Ukraine, facing a lack of fuel for thermal power plants and surging gas prices, aims to increase its uranium production to fully cover the needs of its ageing nuclear power units after 2026, the government said last week.
Under a national program the government adopted before the end of the year, Ukraine will invest $335 million over the next five years to increase uranium mining and processing facilities in the center of the country.
The program would also help wean the country off its dependence on Russian-produced uranium fuel for its reactor fleet, which was built while the country was still a republic of the Soviet Union and which still provides more than half the country’s electricity.
The new program would see production at four Ukrainian uranium deposits total 995 tonnes in 2022 and should rise to 1,265 tonnes in 2026, according to figures reported by Reuters. The government gave no uranium output figure for 2021 but said current production meets around 40% of Ukraine’s needs for nuclear fuel.
The majority of that fuel comes from Russia, with additional supplies coming from the United States.
“The main purpose of this concept is to create conditions for increasing uranium production to fully meet the needs of domestic nuclear energy, as well as increase Ukraine’s energy independence,” Energy Minister Herman Halushchenko said in remarks reported by World Nuclear News. Although its production dipped in 2020 and 2021, Ukraine’s VostGOK uranium mining company has historically produced up to 830 tons of uranium per year, which World Nuclear Association rates as about 30% of the country’s requirements.
Shortly after taking office in May of 2019, Ukrainian President Volodomyr Zelensky committed the country to further development of nuclear power amid pushback from many of its European neighbors.
The new efforts at expanding uranium production come as work to fully clean up the site of the 1986 Chernobyl disaster is still ongoing. Since 2015, an enormous steel dome, called the New Safe Confinement, has enclosed Chernobyl’s exploded No 4 reactor, trapping radiation and facilitating risky dismantlement efforts.
But most experts say it will take another 20,000 years before the area immediately surrounding the plant – called the exclusion zone from which more than 100,000 people were evacuated – will again be fit for human habitation.
When the Soviet Union collapsed in 1991, Ukraine inherited not only the embers of Chernobyl, but also four other nuclear power plants: The Rivne plant in the country’s northwest; the Khmelnitsky plant, to Rivne’s south; The South Ukraine plant, near the Black Sea, and the Zaporizhia plant, whose six VVER-1000 reactors make it the largest nuclear power plant in Europe.\
All but three of Ukraine’s reactors began operations in the 1980s, putting most of them troublingly close to the end of their engineered lifespans of 40 years. In fact, 12 of Ukraine’s reactors were slated to retire in 2020, but nonetheless continue to operate.
To continue to produce some 54 percent of the country’s energy, it is presumed that all of these reactors will eventually be granted extensions on their runtimes of several decades.
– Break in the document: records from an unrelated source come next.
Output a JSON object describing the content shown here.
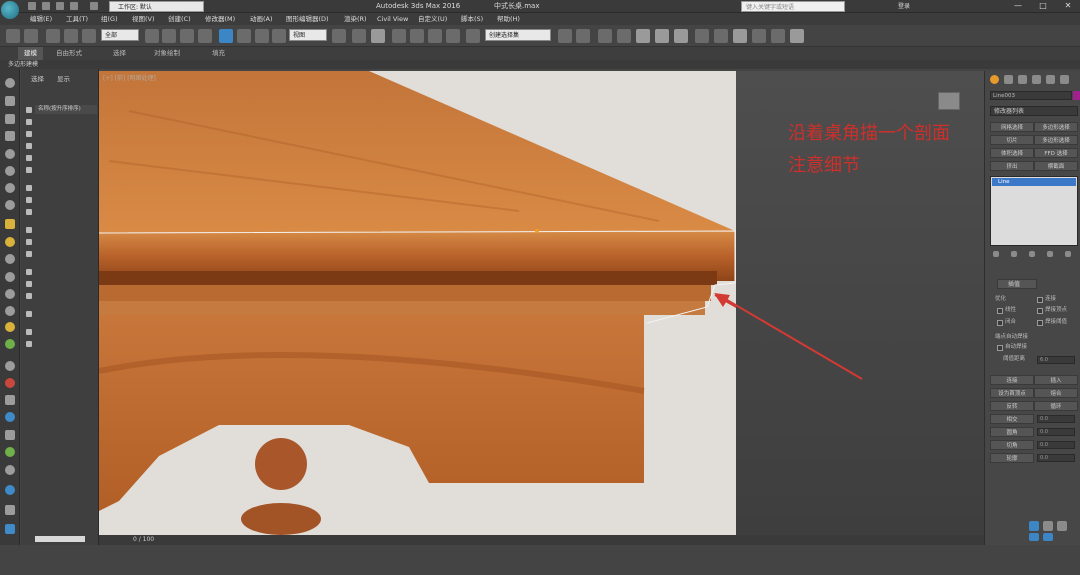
{
  "titlebar": {
    "workspace": "工作区: 默认",
    "app_title": "Autodesk 3ds Max 2016",
    "file_name": "中式长桌.max",
    "search_placeholder": "键入关键字或短语",
    "login": "登录",
    "minimize": "—",
    "maximize": "□",
    "close": "✕"
  },
  "menu": [
    "编辑(E)",
    "工具(T)",
    "组(G)",
    "视图(V)",
    "创建(C)",
    "修改器(M)",
    "动画(A)",
    "图形编辑器(D)",
    "渲染(R)",
    "Civil View",
    "自定义(U)",
    "脚本(S)",
    "帮助(H)"
  ],
  "toolbar": {
    "selection_filter": "全部",
    "ref_coord": "视图",
    "named_selection": "创建选择集"
  },
  "ribbon": {
    "tabs": [
      "建模",
      "自由形式",
      "选择",
      "对象绘制",
      "填充"
    ],
    "active": 0,
    "sub_label": "多边形建模"
  },
  "scene_panel": {
    "tabs": [
      "选择",
      "显示"
    ],
    "header": "名称(按升序排序)"
  },
  "viewport": {
    "label": "[+] [前] [明暗处理]"
  },
  "annotation": {
    "line1": "沿着桌角描一个剖面",
    "line2": "注意细节"
  },
  "timeline": {
    "frame": "0 / 100"
  },
  "command_panel": {
    "object_name": "Line003",
    "modifier_list": "修改器列表",
    "buttons": [
      "网格选择",
      "多边形选择",
      "切片",
      "多边形选择",
      "体积选择",
      "FFD 选择",
      "挤出",
      "横截面",
      "车削",
      "曲面选择"
    ],
    "stack_item": "Line",
    "rollout_title": "插值",
    "checks": {
      "optimize": "优化",
      "connect": "连接",
      "linear": "线性",
      "weld_vertices": "焊接顶点",
      "closed": "闭合",
      "weld_threshold": "焊接阈值"
    },
    "auto_weld_title": "端点自动焊接",
    "auto_weld": "自动焊接",
    "threshold_label": "阈值距离",
    "threshold_value": "6.0",
    "bottom_buttons": [
      "连接",
      "插入",
      "设为首顶点",
      "熔合",
      "反转",
      "循环",
      "相交",
      "圆角",
      "切角",
      "轮廓"
    ],
    "spin_value": "0.0"
  }
}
Given the age of the nuclear industry as a whole, such lifetime extensions have become common practice worldwide. But two Bellona publications – one on Ukraine’s nuclear industry, and another on the practice of reactor lifetime extensions – have cast light on the dangers of this approach.
One study by Ukrainian experts, cited in Bellona’s report, shows that Ukraine’s older reactors are becoming more prone to accidents and malfunctions. It is hoped that safety upgrades that should precede their operational extensions would eliminate such technical glitches.
But the Bellona study highlighted two reactors at the Rivne plant that had been given lifetime extensions without any safety upgrades at all.
The longer Ukraine’s reactors operate, the more they will contribute to the country’s supply of radioactive waste, which is currently the second largest in Europe. This problem has only gotten more serious since 2018, when Russia began returning to Ukraine the spent nuclear fuel and radioactive waste Moscow had been accepting and reprocessing after the Soviet Union dissolved.
The problem of Ukraine’s overabundant radioactive waste would seem less critical if the country were taking steps to build a long-term repository, such as finding a suitable location for one – or indeed if Kiev even had plans to do so. But as the Bellona report reveals, the bureaucracies in Kiev that are responsible for such questions are inefficient, if not, in some instance, entirely lacking, and in any case have little in the way of public faith in their competent operation.
Prospects are slightly brighter when it comes to dealing with spent fuel from Ukraine’s nuclear reactors. Ukrainian nuclear officials know how much there is and they intend to build a centralized facility to store it. But as is the case in other parts of the industry, Kiev has little hope of building it without significant funding from other countries.
While it’s unclear Ukraine’s continued embrace of nuclear energy has taken full account of the issues facing its aging reactors, it is hoped that any continued reliance on its Soviet inheritance will do so.